           will be exported, but you will see a warning.

       --tag-of-filtered-object=(abort|drop|rewrite)
           Specify how to handle tags whose tagged object is filtered out. Since revisions and files to export can be
           limited by path, tagged objects may be filtered completely.

           When asking to abort (which is the default), this program will die when encountering such a tag. With drop
           it will omit such tags from the output. With rewrite, if the tagged object is a commit, it will rewrite the
           tag to tag an ancestor commit (via parent rewriting; see git-rev-list(1))

       -M, -C
           Perform move and/or copy detection, as described in the git-diff(1) manual page, and use it to generate
           rename and copy commands in the output dump.

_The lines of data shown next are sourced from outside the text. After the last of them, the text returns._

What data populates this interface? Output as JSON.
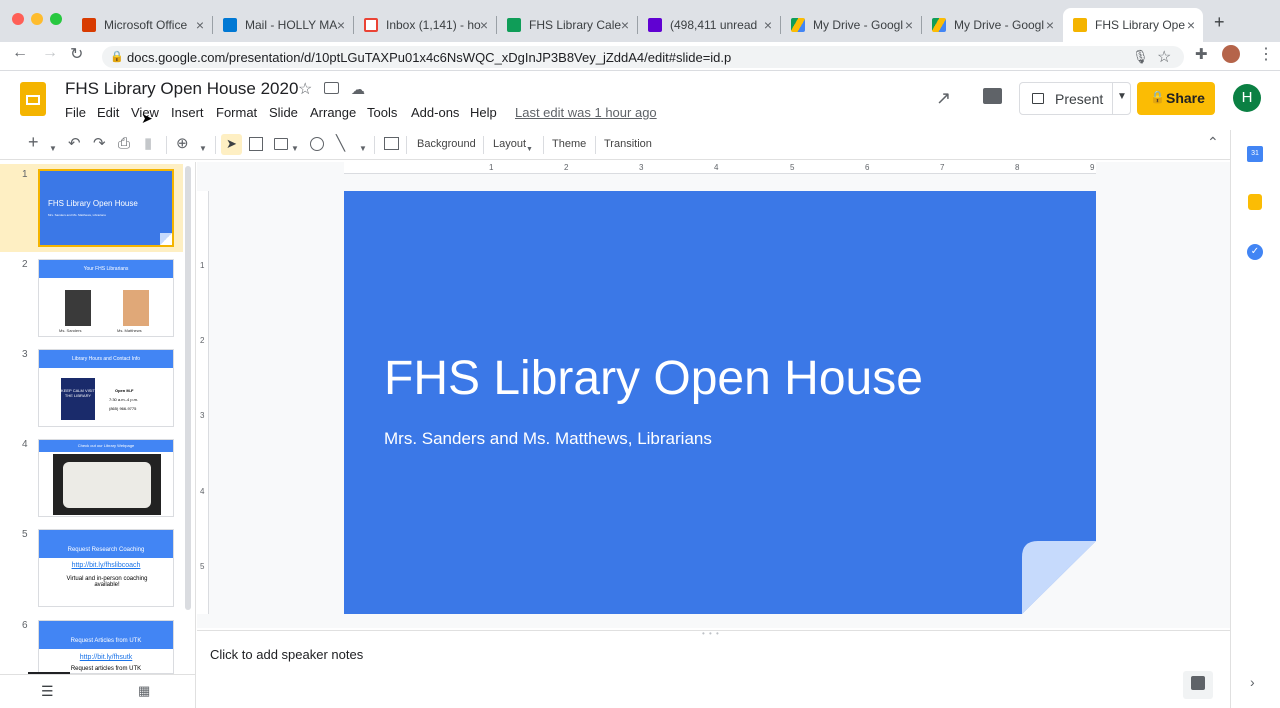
{
  "browser": {
    "tabs": [
      {
        "title": "Microsoft Office",
        "color": "#d83b01"
      },
      {
        "title": "Mail - HOLLY MA",
        "color": "#0078d4"
      },
      {
        "title": "Inbox (1,141) - ho",
        "color": "#ea4335"
      },
      {
        "title": "FHS Library Cale",
        "color": "#0f9d58"
      },
      {
        "title": "(498,411 unread",
        "color": "#6001d2"
      },
      {
        "title": "My Drive - Googl",
        "color": "#fbbc04"
      },
      {
        "title": "My Drive - Googl",
        "color": "#fbbc04"
      },
      {
        "title": "FHS Library Ope",
        "color": "#f4b400"
      }
    ],
    "url": "docs.google.com/presentation/d/10ptLGuTAXPu01x4c6NsWQC_xDgInJP3B8Vey_jZddA4/edit#slide=id.p"
  },
  "doc": {
    "title": "FHS Library Open House 2020",
    "menus": [
      "File",
      "Edit",
      "View",
      "Insert",
      "Format",
      "Slide",
      "Arrange",
      "Tools",
      "Add-ons",
      "Help"
    ],
    "last_edit": "Last edit was 1 hour ago",
    "present_label": "Present",
    "share_label": "Share",
    "avatar_letter": "H"
  },
  "toolbar": {
    "background": "Background",
    "layout": "Layout",
    "theme": "Theme",
    "transition": "Transition"
  },
  "ruler_h": [
    "1",
    "2",
    "3",
    "4",
    "5",
    "6",
    "7",
    "8",
    "9"
  ],
  "ruler_v": [
    "1",
    "2",
    "3",
    "4",
    "5"
  ],
  "slides": [
    {
      "num": "1",
      "title": "FHS Library Open House",
      "subtitle": "Mrs. Sanders and Ms. Matthews, Librarians"
    },
    {
      "num": "2",
      "title": "Your FHS Librarians",
      "cap1": "Ms. Sanders",
      "cap2": "Ms. Matthews"
    },
    {
      "num": "3",
      "title": "Library Hours and Contact Info",
      "hours1": "Open M-F",
      "hours2": "7:30 a.m.-4 p.m.",
      "hours3": "(865) 966-9775",
      "poster": "KEEP CALM VISIT THE LIBRARY"
    },
    {
      "num": "4",
      "title": "Check out our Library Webpage"
    },
    {
      "num": "5",
      "title": "Request Research Coaching",
      "link": "http://bit.ly/fhslibcoach",
      "body": "Virtual and in-person coaching available!"
    },
    {
      "num": "6",
      "title": "Request Articles from UTK",
      "link": "http://bit.ly/fhsutk",
      "body": "Request articles from UTK"
    }
  ],
  "main_slide": {
    "title": "FHS Library Open House",
    "subtitle": "Mrs. Sanders and Ms. Matthews, Librarians"
  },
  "notes_placeholder": "Click to add speaker notes",
  "colors": {
    "slide_bg": "#3b78e7",
    "share_yellow": "#fbbc04",
    "selected_thumb_bg": "#feefc3",
    "avatar": "#0b8043"
  }
}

           Note that earlier versions of this command did not complain and produced incorrect results if you gave
           these options.

       --export-marks=<file>
           Dumps the internal marks table to <file> when complete. Marks are written one per line as :markid SHA-1.
           Only marks for revisions are dumped; marks for blobs are ignored. Backends can use this file to validate
           imports after they have been completed, or to save the marks table across incremental runs. As <file> is
           only opened and truncated at completion, the same path can also be safely given to --import-marks.

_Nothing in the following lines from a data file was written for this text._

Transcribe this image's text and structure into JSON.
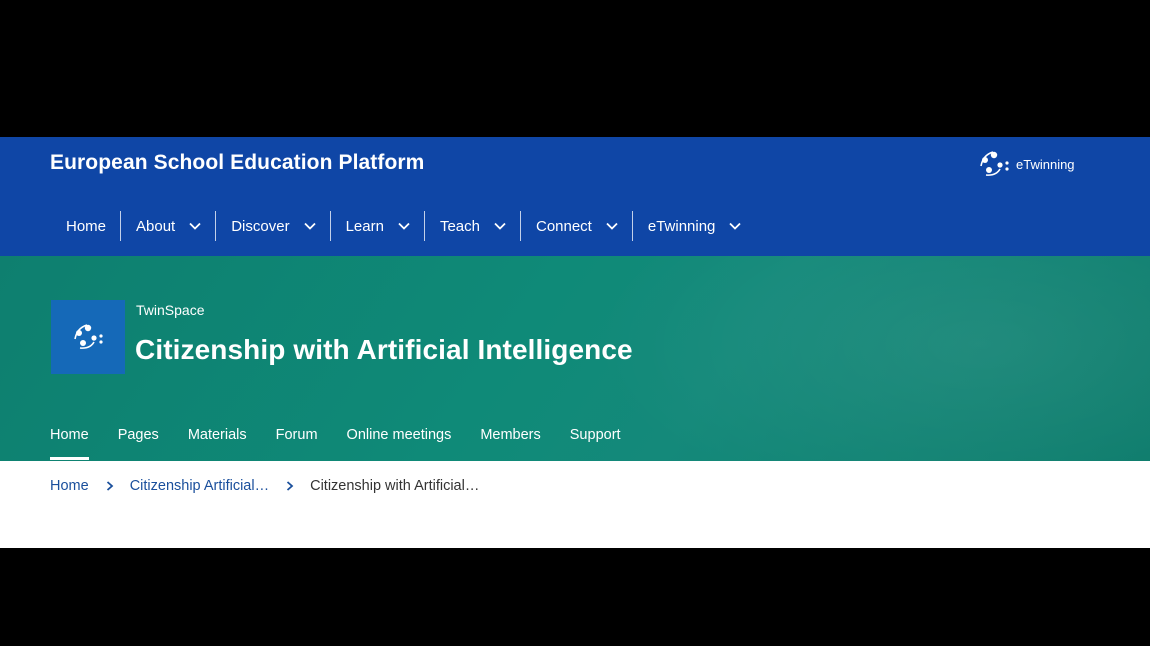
{
  "header": {
    "site_title": "European School Education Platform",
    "brand_label": "eTwinning"
  },
  "main_nav": [
    {
      "label": "Home",
      "dropdown": false
    },
    {
      "label": "About",
      "dropdown": true
    },
    {
      "label": "Discover",
      "dropdown": true
    },
    {
      "label": "Learn",
      "dropdown": true
    },
    {
      "label": "Teach",
      "dropdown": true
    },
    {
      "label": "Connect",
      "dropdown": true
    },
    {
      "label": "eTwinning",
      "dropdown": true
    }
  ],
  "space": {
    "kicker": "TwinSpace",
    "title": "Citizenship with Artificial Intelligence"
  },
  "sub_nav": {
    "active": "Home",
    "items": [
      "Home",
      "Pages",
      "Materials",
      "Forum",
      "Online meetings",
      "Members",
      "Support"
    ]
  },
  "breadcrumb": {
    "items": [
      "Home",
      "Citizenship Artificial…"
    ],
    "current": "Citizenship with Artificial…"
  },
  "colors": {
    "header_blue": "#0f46a6",
    "banner_teal": "#0f8a78",
    "logo_blue": "#1569b8",
    "link_blue": "#1a4f9c"
  },
  "icons": [
    "etwinning-logo-icon",
    "chevron-down-icon",
    "chevron-right-icon"
  ]
}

       --import-marks=<file>
           Before processing any input, load the marks specified in <file>. The input file must exist, must be
           readable, and must use the same format as produced by --export-marks.

           Any commits that have already been marked will not be exported again. If the backend uses a similar
           --import-marks file, this allows for incremental bidirectional exporting of the repository by keeping the
           marks the same across runs.

       --fake-missing-tagger
           Some old repositories have tags without a tagger. The fast-import protocol was pretty strict about that,
           and did not allow that. So fake a tagger to be able to fast-import the output.

       --use-done-feature
           Start the stream with a feature done stanza, and terminate it with a done command.

       --no-data
           Skip output of blob objects and instead refer to blobs via their original SHA-1 hash. This is useful when
           rewriting the directory structure or history of a repository without touching the contents of individual
           files. Note that the resulting stream can only be used by a repository which already contains the necessary
           objects.

       --full-tree
           This option will cause fast-export to issue a "deleteall" directive for each commit followed by a full list
           of all files in the commit (as opposed to just listing the files which are different from the commit's
           first parent).

       [<git-rev-list-args>...]
           A list of arguments, acceptable to git rev-parse and git rev-list, that specifies the specific objects and
           references to export. For example, master~10..master causes the current master reference to be exported
           along with all objects added since its 10th ancestor commit.

EXAMPLES
           $ git fast-export --all | (cd /empty/repository && git fast-import)


       This will export the whole repository and import it into the existing empty repository. Except for reencoding
       commits that are not in UTF-8, it would be a one-to-one mirror.

           $ git fast-export master~5..master |
                   sed "s|refs/heads/master|refs/heads/other|" |
                   git fast-import


       This makes a new branch called other from master~5..master (i.e. if master has linear history, it will take the
       last 5 commits).

       Note that this assumes that none of the blobs and commit messages referenced by that revision range contains
       the string refs/heads/master.

LIMITATIONS
       Since git fast-import cannot tag trees, you will not be able to export the linux-2.6.git repository completely,
       as it contains a tag referencing a tree instead of a commit.

GIT
       Part of the git(1) suite



Git 1.7.11.3                      08/29/2012                GIT-FAST-EXPORT(1)